| Exercise directions |
Determine how many lines in the listing that follows include "title". Answer only with that number.

| Extracted entries |
★ ★ ★

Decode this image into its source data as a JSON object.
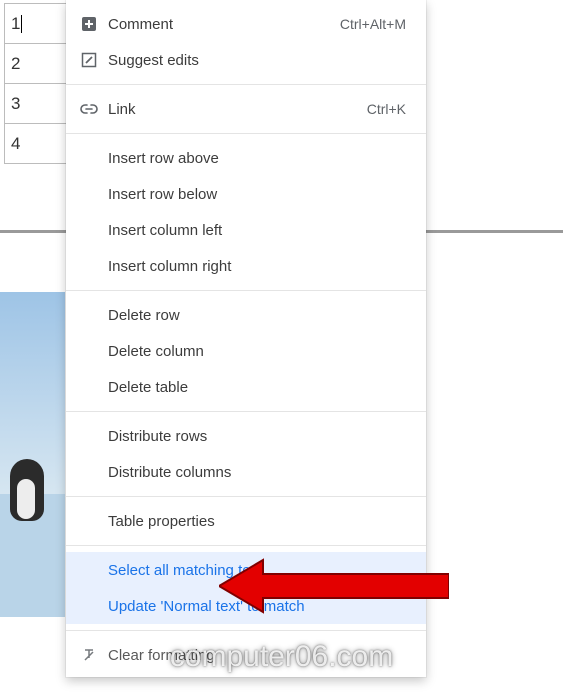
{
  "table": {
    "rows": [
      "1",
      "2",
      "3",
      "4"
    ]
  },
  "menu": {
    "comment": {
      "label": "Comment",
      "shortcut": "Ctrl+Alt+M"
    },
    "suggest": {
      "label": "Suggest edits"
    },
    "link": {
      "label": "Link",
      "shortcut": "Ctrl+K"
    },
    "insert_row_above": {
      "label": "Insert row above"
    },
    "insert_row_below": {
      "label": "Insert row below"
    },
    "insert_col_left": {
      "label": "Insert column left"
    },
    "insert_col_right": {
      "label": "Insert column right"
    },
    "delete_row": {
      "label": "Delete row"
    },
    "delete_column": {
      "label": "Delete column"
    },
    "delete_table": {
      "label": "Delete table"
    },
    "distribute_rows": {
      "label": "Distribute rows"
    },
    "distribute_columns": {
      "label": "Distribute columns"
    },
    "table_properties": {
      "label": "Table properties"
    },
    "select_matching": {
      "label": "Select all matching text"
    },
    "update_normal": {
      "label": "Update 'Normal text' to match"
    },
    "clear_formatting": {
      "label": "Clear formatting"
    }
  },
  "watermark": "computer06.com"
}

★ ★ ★

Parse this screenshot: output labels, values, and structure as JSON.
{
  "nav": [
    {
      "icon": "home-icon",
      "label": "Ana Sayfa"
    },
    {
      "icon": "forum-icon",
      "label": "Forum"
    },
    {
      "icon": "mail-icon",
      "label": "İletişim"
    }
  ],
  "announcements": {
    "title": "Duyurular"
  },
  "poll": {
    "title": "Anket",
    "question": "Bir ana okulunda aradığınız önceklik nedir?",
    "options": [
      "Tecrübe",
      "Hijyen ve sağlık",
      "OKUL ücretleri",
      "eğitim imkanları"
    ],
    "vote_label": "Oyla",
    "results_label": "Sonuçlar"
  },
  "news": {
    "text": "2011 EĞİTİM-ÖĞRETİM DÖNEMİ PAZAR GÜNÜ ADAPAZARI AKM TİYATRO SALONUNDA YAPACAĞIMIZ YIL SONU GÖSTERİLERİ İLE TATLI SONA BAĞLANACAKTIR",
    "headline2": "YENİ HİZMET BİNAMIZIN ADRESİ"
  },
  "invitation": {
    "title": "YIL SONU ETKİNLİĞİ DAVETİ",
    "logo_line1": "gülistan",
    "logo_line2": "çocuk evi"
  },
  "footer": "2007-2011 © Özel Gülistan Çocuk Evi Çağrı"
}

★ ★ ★

| Result below |
3